Community is hard work. Uniting men and women from different cultures, ethnicities, geographies, sexualities, political perspectives, financial wellness, and personalities in mutual submission to Christ and love for one another is not for the faint of heart. It requires lots of courage and intentional effort. If we follow the way of the early church, we will discover most of the work is done one meal at a time. Eating meals with others creates the holy space necessary for meaningful relationships to develop.
The table is a catalyst for the work of the spirit to bring unity to where there is division and crisis. When we gather at the table where Jesus is host, love of God and others become possible. Utilizing the table to engage in intentional spiritual disciplines like dwelling in the word, storytelling, listening, prayer, and communion help draw us closer to Christ, the church, and one another.
The table is the epicenter of community connection and discernment. As we share our story and listen to the stories of others and seek to submit to the story of scripture together, we learn as a community to love God and love others. We begin to see God’s active participation in the lives of our tablemates. We start recognizing all the way’s God is working in our lives. Through the table we start to see the beauty of the God-breathed image bearer in each of us. This is cause for celebration and wonderment.

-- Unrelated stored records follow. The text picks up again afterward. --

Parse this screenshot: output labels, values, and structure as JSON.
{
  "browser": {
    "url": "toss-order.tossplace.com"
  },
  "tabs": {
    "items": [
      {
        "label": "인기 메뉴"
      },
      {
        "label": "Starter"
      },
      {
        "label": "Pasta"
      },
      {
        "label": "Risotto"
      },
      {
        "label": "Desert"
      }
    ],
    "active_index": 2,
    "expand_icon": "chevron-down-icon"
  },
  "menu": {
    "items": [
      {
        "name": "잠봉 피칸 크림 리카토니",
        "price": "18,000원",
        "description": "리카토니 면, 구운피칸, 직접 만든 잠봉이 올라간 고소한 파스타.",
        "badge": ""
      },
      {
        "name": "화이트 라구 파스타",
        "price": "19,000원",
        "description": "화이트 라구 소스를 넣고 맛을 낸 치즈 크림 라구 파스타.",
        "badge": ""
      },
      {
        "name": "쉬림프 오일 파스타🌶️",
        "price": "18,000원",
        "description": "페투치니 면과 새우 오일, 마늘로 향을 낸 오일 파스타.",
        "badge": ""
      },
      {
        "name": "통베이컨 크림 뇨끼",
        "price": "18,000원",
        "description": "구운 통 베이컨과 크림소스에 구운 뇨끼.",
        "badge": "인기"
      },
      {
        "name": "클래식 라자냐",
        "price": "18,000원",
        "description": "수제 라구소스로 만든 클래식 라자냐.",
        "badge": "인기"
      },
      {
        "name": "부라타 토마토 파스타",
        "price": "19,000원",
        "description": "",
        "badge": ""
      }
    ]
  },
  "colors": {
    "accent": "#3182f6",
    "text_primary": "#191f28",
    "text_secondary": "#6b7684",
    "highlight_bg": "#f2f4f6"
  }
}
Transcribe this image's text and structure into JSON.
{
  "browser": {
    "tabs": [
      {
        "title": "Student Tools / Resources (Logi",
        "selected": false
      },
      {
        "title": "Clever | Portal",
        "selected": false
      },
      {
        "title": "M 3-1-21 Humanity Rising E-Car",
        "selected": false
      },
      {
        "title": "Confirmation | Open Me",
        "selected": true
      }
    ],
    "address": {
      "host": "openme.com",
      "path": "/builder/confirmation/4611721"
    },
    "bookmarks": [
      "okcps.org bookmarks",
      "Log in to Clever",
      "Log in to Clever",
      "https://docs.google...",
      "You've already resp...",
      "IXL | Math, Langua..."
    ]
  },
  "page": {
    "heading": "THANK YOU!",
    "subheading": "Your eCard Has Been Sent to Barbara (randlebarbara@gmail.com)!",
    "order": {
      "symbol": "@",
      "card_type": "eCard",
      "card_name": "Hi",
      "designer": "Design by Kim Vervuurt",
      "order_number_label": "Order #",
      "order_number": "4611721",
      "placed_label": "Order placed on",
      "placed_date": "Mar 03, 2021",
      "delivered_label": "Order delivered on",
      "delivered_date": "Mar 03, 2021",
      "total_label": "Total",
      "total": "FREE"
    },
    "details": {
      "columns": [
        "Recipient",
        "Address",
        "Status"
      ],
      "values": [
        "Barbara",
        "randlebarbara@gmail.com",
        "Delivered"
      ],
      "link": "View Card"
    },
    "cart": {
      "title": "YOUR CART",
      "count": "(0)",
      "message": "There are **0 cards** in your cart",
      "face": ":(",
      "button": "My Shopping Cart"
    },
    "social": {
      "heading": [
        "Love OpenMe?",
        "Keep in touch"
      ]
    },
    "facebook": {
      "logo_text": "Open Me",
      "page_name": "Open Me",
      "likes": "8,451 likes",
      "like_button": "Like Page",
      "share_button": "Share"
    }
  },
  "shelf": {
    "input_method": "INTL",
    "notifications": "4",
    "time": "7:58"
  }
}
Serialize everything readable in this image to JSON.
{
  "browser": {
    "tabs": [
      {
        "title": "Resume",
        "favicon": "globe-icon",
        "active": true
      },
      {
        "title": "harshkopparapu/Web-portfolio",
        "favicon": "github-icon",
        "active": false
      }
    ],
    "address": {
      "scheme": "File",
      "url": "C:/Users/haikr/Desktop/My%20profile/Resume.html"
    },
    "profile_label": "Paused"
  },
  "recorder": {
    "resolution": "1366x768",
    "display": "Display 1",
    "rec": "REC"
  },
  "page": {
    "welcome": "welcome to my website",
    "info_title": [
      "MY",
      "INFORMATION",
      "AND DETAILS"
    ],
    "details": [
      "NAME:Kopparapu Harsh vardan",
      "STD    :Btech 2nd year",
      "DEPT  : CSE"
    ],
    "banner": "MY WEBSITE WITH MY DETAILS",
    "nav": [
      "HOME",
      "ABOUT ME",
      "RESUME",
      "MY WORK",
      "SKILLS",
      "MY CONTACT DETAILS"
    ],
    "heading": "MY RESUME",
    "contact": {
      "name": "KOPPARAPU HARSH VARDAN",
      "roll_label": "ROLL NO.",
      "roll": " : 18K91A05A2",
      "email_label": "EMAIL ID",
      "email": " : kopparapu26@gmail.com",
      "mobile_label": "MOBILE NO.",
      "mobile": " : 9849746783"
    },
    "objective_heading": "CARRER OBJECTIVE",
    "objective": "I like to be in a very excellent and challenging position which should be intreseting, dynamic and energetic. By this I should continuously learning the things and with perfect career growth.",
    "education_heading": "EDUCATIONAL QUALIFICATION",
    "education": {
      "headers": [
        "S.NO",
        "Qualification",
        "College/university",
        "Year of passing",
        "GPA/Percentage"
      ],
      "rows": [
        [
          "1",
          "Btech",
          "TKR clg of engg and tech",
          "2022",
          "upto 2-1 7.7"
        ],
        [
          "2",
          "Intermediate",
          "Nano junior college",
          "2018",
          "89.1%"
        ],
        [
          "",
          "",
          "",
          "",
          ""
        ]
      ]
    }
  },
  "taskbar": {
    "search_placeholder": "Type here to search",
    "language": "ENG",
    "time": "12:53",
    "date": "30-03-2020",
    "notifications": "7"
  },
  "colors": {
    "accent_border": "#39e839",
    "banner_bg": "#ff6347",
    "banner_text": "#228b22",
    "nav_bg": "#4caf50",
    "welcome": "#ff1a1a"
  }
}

If we are honest with our stories and listen well to the stories of others and to scripture, we will realize not all is well, there are moments of crisis. Difficult conversations must also be had at the table. Interpersonal grievances and failures can be addressed: whom have I lied to, whose trust have I broken, what commitments have I failed to uphold? Beyond the interpersonal, systemic conversations can begin in the context of table fellowship: Racial reconciliation, economic oppression, gender equality, political ideologies, sexual identities and theological abuse must be faced.
A community unwilling to gather at the table together to listen to Christ and to one another is a community destined for fraction. This how the table begins to move us away from crisis and into community. Challenging conversations are best held at the table, because Christ alone hosts and possesses the capability to take us as we are, blessing us as image bearers, breaking us of the rough spots that do not conform to his kingdom vision, and returning us to world changed into kingdom citizens.
Living a life shaped by the table will not immediately change all the division and chaos. But it is the way out of crisis. The table creates space for us to see the world through the lens of Christ’s active workings in our lives and communities. The table creates space for us to be seen and loved and valued. The table creates space to meditate on scripture in the context of community. The table is where everything touches: the church and the neighborhood, faith and life, confession and forgiveness, listening and storytelling, communion and community.